On Oct. 28, the Saturday before Halloween, Bill Reed Middle School will open its doors to the community – $1 per person or $5 per family – for an evening of activities that include games, crafts, a showing of the movie Twilight, along with ghost stories and ghost tours of the school.
Current and former teachers as well as former students will lead the tours through the school to the different sites that are said to be haunted. They will tell their own tales of the different sounds and spooky occurrences and will spin yarns passed down through the years.
One stop is at the lucky brick, which juts out about a half-inch farther than all the other bricks on the staircase wall. It’s become a tradition that, every year, students at the school touch the brick for luck.
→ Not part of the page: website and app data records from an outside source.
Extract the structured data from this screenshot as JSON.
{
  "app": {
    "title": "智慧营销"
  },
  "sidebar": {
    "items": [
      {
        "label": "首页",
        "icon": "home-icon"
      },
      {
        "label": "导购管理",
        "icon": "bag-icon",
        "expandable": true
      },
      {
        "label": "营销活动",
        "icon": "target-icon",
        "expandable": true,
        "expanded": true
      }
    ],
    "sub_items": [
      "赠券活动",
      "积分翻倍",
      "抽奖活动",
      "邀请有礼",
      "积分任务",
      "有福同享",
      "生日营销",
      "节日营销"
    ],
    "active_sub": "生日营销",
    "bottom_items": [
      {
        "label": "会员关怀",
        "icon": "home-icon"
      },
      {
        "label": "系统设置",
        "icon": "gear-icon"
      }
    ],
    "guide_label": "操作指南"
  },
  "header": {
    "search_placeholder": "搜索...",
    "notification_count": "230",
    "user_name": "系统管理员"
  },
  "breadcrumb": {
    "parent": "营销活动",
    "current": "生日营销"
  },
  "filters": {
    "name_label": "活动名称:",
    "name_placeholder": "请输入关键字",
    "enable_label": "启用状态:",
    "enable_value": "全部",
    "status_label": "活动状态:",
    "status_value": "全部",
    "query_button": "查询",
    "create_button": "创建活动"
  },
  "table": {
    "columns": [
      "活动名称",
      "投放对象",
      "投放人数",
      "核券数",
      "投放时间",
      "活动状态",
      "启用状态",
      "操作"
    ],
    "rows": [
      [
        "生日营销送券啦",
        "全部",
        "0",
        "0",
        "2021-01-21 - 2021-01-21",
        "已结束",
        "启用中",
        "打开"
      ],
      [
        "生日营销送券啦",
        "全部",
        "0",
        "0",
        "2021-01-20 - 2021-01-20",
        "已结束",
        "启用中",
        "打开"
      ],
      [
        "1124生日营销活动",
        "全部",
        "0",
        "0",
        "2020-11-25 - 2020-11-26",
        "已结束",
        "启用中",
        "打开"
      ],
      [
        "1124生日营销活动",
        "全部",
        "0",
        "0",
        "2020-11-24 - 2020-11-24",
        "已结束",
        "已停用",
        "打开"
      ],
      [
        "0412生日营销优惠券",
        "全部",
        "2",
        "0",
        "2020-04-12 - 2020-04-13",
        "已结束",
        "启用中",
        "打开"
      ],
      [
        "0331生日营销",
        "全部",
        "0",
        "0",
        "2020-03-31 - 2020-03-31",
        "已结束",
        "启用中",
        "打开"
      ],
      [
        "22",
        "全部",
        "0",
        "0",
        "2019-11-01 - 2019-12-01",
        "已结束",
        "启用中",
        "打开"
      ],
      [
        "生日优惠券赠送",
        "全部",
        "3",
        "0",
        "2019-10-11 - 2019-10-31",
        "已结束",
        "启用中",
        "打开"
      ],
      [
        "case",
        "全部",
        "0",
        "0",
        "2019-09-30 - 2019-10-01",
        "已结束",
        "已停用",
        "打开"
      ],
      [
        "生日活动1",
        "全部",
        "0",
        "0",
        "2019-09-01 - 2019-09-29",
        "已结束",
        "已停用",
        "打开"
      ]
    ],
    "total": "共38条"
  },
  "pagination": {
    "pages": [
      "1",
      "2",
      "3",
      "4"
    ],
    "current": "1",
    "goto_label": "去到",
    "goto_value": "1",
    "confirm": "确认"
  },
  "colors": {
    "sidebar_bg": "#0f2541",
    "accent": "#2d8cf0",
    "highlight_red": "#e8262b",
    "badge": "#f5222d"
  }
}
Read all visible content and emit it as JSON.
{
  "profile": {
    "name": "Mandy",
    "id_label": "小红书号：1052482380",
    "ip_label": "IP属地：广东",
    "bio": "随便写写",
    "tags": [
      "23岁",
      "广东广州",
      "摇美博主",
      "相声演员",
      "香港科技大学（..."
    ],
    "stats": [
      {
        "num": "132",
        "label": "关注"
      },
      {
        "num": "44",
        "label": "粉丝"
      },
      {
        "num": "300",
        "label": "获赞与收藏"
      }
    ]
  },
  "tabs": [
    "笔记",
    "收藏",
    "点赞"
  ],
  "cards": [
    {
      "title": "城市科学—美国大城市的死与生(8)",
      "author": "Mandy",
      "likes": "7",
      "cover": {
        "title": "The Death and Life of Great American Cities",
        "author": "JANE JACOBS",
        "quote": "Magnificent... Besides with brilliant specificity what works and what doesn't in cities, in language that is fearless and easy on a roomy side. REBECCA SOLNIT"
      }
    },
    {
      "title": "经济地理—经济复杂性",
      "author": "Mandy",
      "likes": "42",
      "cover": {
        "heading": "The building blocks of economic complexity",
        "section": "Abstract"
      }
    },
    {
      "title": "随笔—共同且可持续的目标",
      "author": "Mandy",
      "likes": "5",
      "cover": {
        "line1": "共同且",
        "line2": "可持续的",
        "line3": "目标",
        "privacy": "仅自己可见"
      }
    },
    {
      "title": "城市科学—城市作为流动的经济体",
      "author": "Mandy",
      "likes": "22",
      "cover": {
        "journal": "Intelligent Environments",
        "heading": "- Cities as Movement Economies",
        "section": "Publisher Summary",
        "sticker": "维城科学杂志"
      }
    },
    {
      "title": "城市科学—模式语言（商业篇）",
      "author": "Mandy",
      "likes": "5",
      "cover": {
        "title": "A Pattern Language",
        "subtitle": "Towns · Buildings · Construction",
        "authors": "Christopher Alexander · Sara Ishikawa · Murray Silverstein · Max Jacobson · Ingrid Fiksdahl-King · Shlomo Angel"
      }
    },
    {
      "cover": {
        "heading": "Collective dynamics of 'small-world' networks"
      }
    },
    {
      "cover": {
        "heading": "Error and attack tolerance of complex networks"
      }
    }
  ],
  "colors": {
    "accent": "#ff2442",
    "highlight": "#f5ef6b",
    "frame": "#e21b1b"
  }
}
But the legend behind the brick is a tale of anything but luck, the story of a bricklayer trapped behind the wall, trying to push his way free but not quite making it. Legend has it that while the school was under construction, a bricklayer was trapped behind the wall and attempted to tap the brick out to escape or call for help.
Another spooky story awaits in the bomb shelter, which was built beneath the school when it was constructed in 1917-18 during World War I. Though the tours are not allowed to venture into the bomb shelter for safety reasons, participants will get a peek into the area as well and hear the tale of young students trapped within during Christmas vacation.
Nearby is the stain on the wall of the boiler room that looks like hand prints. “The legend is that no matter how many times we wash it off, the hand prints reappear,” said Arnold Jahnke, Bill Reed principal.
These stories are shared generation after generation by students and teachers at the school, which is embracing its haunted history as the faculty, students and alumni celebrate 100 years of education within its walls. “You’ve got to have fun and embrace it,” Jahnke added. “Our community absolutely embraces the history of Bill Reed.”
Source: Pamela Johnson, The Loveland Reporter-Herald, October 15, 2017.